The elephants in Salvador Dali’s The Temptation of Saint Anthony have long, spindly, fragile legs. As the legs of Dali’s elephants extend higher and higher, they symbolize man’s desire to excel. However, as the feet of the gargantuan beasts are planted on the ground so are the dreams of man planted in reality. While a common symbol in Dali’s work, the elephants were not completely original. They were highly influenced by Gian Lorenzo Bernini, a famous Italian artist who was often commissioned by the papacy.

Gian Lorenzo Bernini’s The Pulcino della Minerva

Specifically, Dali’s elephants resemble Bernini’s The Pulcino della Minerva. The famous elephant sculpture is one of eleven Egyptian obelisks in Rome. The Temptation of Saint Anthony was not the first time Dali used the Bernini-inspired elephants.

Salvador Dali's Dream Caused by the Flight of a Bee Around a Pomegranate a Second Before Awakening

One first appeared in the background of his 1944 painting Dream Caused by the Flight of a Bee Around a Pomegranate a Second Before Awakening.

Salvador Dali's The Temptation of Saint Anthony
The elephants are following the horse in Dali's The Temptation of Saint Anthony. Behind the horse, the first elephant stands at Point 3. This first elephant is carrying on its back a golden cup, a symbol of fertility and lust, on which a nude woman stands at Point 4. The angle of the nude woman implies her footing is unstable, showing the precarious nature between fertility and lust among women.

The other elephants are carrying various buildings. The elephants at Point 5 and Point 7 are each carrying an obelisk, a phallic symbol,
Andrea Palladio's Basilica Palladiana
directly in reference to Bernini’s The Pulcino della Minerva. The obelisk in the background at Point 7 most closely resembles Bernini’s original work. What is the meaning of the direct reference to Bernini covered in the background by clouds? The two elephants at Point 6 are carrying a Palladio-style palace at Point 8. Andrea Palladio was a Venetian architect who, like Bernini, was commissioned for religious art. Salvador Dali associates the work of these two religious artists to the elephants of temptation. Are the direct references to these influential artists a comment on the artists, religious architecture, or religion itself?

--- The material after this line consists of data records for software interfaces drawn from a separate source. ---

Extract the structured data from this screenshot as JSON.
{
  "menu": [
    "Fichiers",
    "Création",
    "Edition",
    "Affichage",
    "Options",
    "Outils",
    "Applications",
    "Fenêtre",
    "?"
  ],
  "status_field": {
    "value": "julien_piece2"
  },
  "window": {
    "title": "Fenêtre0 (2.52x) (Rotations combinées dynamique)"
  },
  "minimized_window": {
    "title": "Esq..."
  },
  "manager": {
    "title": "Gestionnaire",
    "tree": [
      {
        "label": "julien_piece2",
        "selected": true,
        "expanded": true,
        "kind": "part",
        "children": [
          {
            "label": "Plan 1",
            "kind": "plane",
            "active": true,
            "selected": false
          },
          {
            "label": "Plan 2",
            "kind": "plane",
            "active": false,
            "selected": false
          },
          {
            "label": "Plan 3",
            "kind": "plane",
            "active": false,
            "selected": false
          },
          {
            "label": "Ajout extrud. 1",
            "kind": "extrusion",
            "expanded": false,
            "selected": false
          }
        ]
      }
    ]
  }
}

At Point 9, the clouds are dark and ominous. Hidden among the clouds is The Royal Seat of San Lorenzo de El Escorial, more
El Escorial
commonly called El Escorial. Historically, it was the residence of the king of Spain until 1861. It was also at the same time a predominant monastery for the Catholic Church. For many living in Spain, El Escorial represented Spain’s former prosperity and honor due to its historical past. Since El Escorial comprised both government and religion, it symbolized temporal and spiritual order. In Dali’s painting, the building can only barely be made out among the foreboding clouds. Does the lack of visibility of El Escorial mean that it is being consumed by temptation or resisting it? Is El Escorial a larger symbol for the country of Spain?

Salvador Dali’s 1946 painting The Temptation of Saint Anthony is ambiguous as to whether or not it is positive toward Christianity. The painting has an overall dark tone. Saint Anthony’s nude body adds to the sexual overtones of the painting, implying that he may have succumbed to temptation. However, the dramatic reaction of the horse to the raised cross implies Saint Anthony is able to ward off temptation with his faith. How are we to respond to this?

Salvador Dali's The Temptation of Saint Anthony